— Exercise aim —
An exact reproduction of the records is required, with all images left out.
- - -
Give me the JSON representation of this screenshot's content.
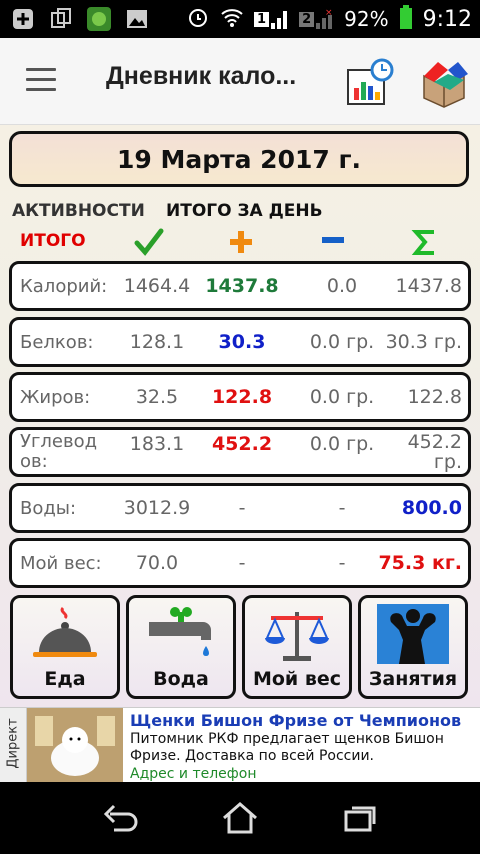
{
  "status_bar": {
    "battery": "92%",
    "time": "9:12",
    "sim1": "1",
    "sim2": "2"
  },
  "app_bar": {
    "title": "Дневник кало..."
  },
  "date": "19 Марта 2017 г.",
  "tabs": {
    "activities": "АКТИВНОСТИ",
    "day_total": "ИТОГО ЗА ДЕНЬ"
  },
  "header": {
    "itogo": "ИТОГО"
  },
  "colors": {
    "food": "#1e7a3a",
    "blue": "#1020c8",
    "red": "#e01010",
    "gray": "#666666"
  },
  "rows": [
    {
      "label": "Калорий:",
      "total": "1464.4",
      "food": "1437.8",
      "food_color": "green",
      "activity": "0.0",
      "sum": "1437.8",
      "sum_color": "gray"
    },
    {
      "label": "Белков:",
      "total": "128.1",
      "food": "30.3",
      "food_color": "blue",
      "activity": "0.0 гр.",
      "sum": "30.3 гр.",
      "sum_color": "gray"
    },
    {
      "label": "Жиров:",
      "total": "32.5",
      "food": "122.8",
      "food_color": "red",
      "activity": "0.0 гр.",
      "sum": "122.8",
      "sum_color": "gray"
    },
    {
      "label": "Углевод ов:",
      "total": "183.1",
      "food": "452.2",
      "food_color": "red",
      "activity": "0.0 гр.",
      "sum": "452.2 гр.",
      "sum_color": "gray"
    },
    {
      "label": "Воды:",
      "total": "3012.9",
      "food": "-",
      "food_color": "gray",
      "activity": "-",
      "sum": "800.0",
      "sum_color": "blue"
    },
    {
      "label": "Мой вес:",
      "total": "70.0",
      "food": "-",
      "food_color": "gray",
      "activity": "-",
      "sum": "75.3 кг.",
      "sum_color": "red"
    }
  ],
  "buttons": [
    {
      "label": "Еда",
      "icon": "food-cloche-icon"
    },
    {
      "label": "Вода",
      "icon": "water-tap-icon"
    },
    {
      "label": "Мой вес",
      "icon": "scales-icon"
    },
    {
      "label": "Занятия",
      "icon": "bodybuilder-icon"
    }
  ],
  "ad": {
    "side_label": "Директ",
    "title": "Щенки Бишон Фризе от Чемпионов",
    "text": "Питомник РКФ предлагает щенков Бишон Фризе. Доставка по всей России.",
    "link": "Адрес и телефон"
  }
}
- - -
— Expected answer —
Give me the JSON representation of this screenshot's content.
{
  "status_bar": {
    "battery": "92%",
    "time": "9:12",
    "sim1": "1",
    "sim2": "2"
  },
  "app_bar": {
    "title": "Дневник кало..."
  },
  "date": "19 Марта 2017 г.",
  "tabs": {
    "activities": "АКТИВНОСТИ",
    "day_total": "ИТОГО ЗА ДЕНЬ"
  },
  "header": {
    "itogo": "ИТОГО"
  },
  "colors": {
    "food": "#1e7a3a",
    "blue": "#1020c8",
    "red": "#e01010",
    "gray": "#666666"
  },
  "rows": [
    {
      "label": "Калорий:",
      "total": "1464.4",
      "food": "1437.8",
      "food_color": "green",
      "activity": "0.0",
      "sum": "1437.8",
      "sum_color": "gray"
    },
    {
      "label": "Белков:",
      "total": "128.1",
      "food": "30.3",
      "food_color": "blue",
      "activity": "0.0 гр.",
      "sum": "30.3 гр.",
      "sum_color": "gray"
    },
    {
      "label": "Жиров:",
      "total": "32.5",
      "food": "122.8",
      "food_color": "red",
      "activity": "0.0 гр.",
      "sum": "122.8",
      "sum_color": "gray"
    },
    {
      "label": "Углевод ов:",
      "total": "183.1",
      "food": "452.2",
      "food_color": "red",
      "activity": "0.0 гр.",
      "sum": "452.2 гр.",
      "sum_color": "gray"
    },
    {
      "label": "Воды:",
      "total": "3012.9",
      "food": "-",
      "food_color": "gray",
      "activity": "-",
      "sum": "800.0",
      "sum_color": "blue"
    },
    {
      "label": "Мой вес:",
      "total": "70.0",
      "food": "-",
      "food_color": "gray",
      "activity": "-",
      "sum": "75.3 кг.",
      "sum_color": "red"
    }
  ],
  "buttons": [
    {
      "label": "Еда",
      "icon": "food-cloche-icon"
    },
    {
      "label": "Вода",
      "icon": "water-tap-icon"
    },
    {
      "label": "Мой вес",
      "icon": "scales-icon"
    },
    {
      "label": "Занятия",
      "icon": "bodybuilder-icon"
    }
  ],
  "ad": {
    "side_label": "Директ",
    "title": "Щенки Бишон Фризе от Чемпионов",
    "text": "Питомник РКФ предлагает щенков Бишон Фризе. Доставка по всей России.",
    "link": "Адрес и телефон"
  }
}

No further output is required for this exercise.